▶ **TASK**
Look through the lines below and extract any with the word "Save".

Records excerpted from a collection
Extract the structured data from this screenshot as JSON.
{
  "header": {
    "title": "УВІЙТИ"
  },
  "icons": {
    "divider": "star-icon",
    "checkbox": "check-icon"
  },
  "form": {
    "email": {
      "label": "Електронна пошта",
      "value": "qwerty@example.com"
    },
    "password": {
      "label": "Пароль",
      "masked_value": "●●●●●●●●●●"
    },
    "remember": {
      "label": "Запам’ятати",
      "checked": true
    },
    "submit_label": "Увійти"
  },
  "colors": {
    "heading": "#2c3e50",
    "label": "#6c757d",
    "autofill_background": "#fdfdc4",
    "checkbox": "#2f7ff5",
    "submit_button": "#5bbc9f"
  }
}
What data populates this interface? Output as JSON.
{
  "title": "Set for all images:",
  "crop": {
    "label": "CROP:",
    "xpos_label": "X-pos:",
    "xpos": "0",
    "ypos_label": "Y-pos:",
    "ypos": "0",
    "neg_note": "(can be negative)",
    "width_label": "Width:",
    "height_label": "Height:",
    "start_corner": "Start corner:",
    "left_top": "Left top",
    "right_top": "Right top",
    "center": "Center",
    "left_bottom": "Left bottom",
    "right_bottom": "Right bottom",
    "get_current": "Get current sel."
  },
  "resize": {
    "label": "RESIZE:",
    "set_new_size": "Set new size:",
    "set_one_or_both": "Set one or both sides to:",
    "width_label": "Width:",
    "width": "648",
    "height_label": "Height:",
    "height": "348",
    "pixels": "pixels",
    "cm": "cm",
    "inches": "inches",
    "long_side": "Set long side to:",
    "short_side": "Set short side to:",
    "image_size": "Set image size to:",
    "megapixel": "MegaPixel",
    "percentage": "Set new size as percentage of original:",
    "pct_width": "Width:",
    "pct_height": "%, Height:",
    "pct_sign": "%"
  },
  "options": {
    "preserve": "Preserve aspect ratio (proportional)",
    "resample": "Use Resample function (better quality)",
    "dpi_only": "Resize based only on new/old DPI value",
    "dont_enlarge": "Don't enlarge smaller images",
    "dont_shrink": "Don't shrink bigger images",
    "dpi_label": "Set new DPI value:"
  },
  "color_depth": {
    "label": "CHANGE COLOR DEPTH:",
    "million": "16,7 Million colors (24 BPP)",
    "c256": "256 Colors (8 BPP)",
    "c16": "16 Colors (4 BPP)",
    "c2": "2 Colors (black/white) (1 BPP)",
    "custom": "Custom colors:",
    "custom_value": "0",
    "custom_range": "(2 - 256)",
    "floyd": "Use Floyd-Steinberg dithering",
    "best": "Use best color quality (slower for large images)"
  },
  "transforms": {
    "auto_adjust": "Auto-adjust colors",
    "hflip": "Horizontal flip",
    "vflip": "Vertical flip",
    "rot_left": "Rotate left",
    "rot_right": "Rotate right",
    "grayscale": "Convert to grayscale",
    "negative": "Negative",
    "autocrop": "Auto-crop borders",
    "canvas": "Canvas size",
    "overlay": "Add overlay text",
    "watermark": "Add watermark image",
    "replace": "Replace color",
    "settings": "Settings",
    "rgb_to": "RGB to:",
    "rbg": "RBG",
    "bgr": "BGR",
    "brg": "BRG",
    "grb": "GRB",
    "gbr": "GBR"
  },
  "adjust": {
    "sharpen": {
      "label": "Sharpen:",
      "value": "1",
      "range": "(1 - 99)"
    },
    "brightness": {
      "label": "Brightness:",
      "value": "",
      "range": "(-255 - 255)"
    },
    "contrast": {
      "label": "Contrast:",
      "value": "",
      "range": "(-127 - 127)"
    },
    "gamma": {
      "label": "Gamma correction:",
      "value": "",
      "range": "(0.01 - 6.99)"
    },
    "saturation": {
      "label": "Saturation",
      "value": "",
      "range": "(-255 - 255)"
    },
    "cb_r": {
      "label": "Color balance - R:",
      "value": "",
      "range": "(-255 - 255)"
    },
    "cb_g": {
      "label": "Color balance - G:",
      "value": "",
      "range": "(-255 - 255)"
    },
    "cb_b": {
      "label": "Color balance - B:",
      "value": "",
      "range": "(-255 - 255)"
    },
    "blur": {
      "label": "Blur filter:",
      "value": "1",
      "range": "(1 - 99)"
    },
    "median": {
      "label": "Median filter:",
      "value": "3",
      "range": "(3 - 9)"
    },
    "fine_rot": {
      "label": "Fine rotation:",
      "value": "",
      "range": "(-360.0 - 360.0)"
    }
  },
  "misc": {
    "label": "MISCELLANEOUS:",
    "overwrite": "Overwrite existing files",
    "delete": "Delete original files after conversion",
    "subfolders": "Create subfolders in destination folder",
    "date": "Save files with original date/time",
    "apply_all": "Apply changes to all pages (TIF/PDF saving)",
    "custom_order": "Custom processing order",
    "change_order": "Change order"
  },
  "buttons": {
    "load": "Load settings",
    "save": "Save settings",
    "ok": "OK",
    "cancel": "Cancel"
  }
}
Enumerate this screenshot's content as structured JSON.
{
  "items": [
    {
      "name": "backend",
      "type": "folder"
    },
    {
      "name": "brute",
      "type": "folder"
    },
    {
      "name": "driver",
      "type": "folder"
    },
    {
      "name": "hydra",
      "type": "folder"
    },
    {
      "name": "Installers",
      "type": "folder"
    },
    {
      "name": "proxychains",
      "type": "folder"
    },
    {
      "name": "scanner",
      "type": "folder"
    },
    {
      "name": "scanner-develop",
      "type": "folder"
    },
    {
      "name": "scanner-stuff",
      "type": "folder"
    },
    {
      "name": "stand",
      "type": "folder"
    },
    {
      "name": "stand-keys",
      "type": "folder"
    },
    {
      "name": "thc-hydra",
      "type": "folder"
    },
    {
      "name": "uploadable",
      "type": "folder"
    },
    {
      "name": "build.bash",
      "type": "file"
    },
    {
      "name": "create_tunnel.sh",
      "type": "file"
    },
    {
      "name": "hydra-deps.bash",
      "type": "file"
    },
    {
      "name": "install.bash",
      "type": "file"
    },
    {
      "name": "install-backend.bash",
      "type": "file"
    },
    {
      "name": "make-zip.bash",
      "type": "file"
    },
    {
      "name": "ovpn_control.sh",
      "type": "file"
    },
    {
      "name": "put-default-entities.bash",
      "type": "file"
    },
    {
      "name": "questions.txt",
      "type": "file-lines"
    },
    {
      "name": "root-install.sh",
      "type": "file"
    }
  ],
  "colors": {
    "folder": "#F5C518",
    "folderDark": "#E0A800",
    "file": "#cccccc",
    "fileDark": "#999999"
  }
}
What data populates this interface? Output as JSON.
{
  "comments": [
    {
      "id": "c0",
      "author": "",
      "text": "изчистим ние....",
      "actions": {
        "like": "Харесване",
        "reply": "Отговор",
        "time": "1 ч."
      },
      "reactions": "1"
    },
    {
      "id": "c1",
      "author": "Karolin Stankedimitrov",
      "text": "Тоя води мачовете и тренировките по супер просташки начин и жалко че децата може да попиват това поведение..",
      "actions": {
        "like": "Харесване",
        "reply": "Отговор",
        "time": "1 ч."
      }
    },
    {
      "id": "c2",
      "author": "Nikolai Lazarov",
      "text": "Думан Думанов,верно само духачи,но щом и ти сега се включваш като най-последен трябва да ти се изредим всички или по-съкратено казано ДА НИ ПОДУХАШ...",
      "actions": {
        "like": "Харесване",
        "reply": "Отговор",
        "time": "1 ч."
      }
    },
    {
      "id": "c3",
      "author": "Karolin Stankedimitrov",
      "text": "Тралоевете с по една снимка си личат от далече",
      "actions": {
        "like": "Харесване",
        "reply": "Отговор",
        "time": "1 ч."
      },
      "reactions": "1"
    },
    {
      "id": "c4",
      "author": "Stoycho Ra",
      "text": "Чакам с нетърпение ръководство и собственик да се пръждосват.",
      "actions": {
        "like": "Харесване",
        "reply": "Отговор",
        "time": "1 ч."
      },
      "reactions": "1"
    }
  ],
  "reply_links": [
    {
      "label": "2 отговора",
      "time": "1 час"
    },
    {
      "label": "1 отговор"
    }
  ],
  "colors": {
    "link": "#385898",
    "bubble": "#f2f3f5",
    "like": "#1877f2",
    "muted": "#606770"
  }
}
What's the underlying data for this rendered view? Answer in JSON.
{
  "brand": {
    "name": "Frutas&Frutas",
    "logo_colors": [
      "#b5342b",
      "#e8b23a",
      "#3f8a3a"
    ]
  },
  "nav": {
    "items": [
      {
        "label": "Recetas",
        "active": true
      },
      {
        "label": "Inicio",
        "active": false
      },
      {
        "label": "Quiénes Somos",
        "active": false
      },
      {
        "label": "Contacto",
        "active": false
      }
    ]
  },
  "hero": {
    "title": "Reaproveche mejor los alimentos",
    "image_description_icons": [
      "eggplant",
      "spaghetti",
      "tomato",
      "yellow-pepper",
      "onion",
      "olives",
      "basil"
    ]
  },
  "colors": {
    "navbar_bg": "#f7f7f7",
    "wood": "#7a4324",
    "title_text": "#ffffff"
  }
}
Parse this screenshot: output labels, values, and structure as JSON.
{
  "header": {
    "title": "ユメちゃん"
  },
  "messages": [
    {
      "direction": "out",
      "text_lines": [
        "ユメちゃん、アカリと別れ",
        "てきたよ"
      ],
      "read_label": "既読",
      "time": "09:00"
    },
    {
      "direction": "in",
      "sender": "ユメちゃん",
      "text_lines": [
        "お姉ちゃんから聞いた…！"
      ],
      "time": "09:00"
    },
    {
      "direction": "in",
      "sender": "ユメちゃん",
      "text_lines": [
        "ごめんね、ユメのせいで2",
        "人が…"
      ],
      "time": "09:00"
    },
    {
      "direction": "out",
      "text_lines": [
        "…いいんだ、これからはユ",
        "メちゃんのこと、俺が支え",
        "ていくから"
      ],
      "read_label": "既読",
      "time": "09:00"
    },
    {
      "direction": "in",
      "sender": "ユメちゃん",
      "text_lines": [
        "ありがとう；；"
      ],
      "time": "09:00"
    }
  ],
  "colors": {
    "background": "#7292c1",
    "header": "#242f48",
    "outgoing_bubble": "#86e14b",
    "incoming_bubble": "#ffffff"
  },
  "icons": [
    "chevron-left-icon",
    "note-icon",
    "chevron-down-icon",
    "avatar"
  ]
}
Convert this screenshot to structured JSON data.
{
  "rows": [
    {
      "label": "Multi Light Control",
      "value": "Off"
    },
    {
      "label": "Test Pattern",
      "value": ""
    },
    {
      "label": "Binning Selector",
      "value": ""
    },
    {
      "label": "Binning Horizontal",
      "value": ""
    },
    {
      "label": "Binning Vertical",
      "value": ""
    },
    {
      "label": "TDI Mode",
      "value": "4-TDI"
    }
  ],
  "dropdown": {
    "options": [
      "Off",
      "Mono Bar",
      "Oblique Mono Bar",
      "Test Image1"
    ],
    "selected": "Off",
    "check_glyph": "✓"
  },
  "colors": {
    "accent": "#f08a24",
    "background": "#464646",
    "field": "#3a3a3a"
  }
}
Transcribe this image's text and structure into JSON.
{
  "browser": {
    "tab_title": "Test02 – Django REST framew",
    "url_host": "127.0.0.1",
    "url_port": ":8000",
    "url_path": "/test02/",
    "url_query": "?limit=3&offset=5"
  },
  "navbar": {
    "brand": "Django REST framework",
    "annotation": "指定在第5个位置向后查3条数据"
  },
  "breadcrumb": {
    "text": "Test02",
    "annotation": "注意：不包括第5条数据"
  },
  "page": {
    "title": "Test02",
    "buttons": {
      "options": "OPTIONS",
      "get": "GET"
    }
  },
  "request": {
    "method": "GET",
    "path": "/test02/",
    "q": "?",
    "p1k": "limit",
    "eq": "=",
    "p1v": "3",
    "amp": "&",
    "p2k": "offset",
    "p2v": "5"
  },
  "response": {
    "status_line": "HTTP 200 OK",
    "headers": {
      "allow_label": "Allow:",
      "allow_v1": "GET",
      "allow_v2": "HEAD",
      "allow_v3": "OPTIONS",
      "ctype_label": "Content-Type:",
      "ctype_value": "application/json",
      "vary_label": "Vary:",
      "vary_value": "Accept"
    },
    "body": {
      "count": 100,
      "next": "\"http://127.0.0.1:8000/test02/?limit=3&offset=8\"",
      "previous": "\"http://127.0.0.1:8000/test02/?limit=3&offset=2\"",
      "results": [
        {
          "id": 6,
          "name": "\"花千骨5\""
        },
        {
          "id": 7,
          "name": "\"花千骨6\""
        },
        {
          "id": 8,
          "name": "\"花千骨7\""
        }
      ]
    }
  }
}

▶ **OUTPUT OF THE EXERCISE**
    "date": "Save files with original date/time",
    "save": "Save settings",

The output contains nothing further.